_Stored items from a collection_

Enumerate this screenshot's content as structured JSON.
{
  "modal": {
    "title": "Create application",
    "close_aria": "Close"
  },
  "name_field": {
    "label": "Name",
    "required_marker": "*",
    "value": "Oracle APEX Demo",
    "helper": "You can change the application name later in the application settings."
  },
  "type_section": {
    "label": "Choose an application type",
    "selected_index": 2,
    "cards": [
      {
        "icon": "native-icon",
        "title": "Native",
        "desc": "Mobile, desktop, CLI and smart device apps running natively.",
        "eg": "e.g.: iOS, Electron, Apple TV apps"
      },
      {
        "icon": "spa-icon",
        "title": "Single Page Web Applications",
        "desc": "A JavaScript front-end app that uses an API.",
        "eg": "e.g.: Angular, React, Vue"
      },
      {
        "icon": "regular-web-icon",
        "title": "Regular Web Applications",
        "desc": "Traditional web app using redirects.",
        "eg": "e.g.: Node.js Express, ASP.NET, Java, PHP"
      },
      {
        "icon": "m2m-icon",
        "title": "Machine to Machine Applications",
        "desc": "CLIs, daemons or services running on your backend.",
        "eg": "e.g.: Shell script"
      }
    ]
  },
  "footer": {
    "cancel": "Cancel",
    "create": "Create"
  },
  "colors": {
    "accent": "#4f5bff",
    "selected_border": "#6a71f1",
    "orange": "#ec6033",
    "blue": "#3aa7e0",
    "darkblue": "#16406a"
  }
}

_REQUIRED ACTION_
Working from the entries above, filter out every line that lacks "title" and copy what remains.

_FINAL ANSWER_
    "title": "Create application",
        "title": "Native",
        "title": "Single Page Web Applications",
        "title": "Regular Web Applications",
        "title": "Machine to Machine Applications",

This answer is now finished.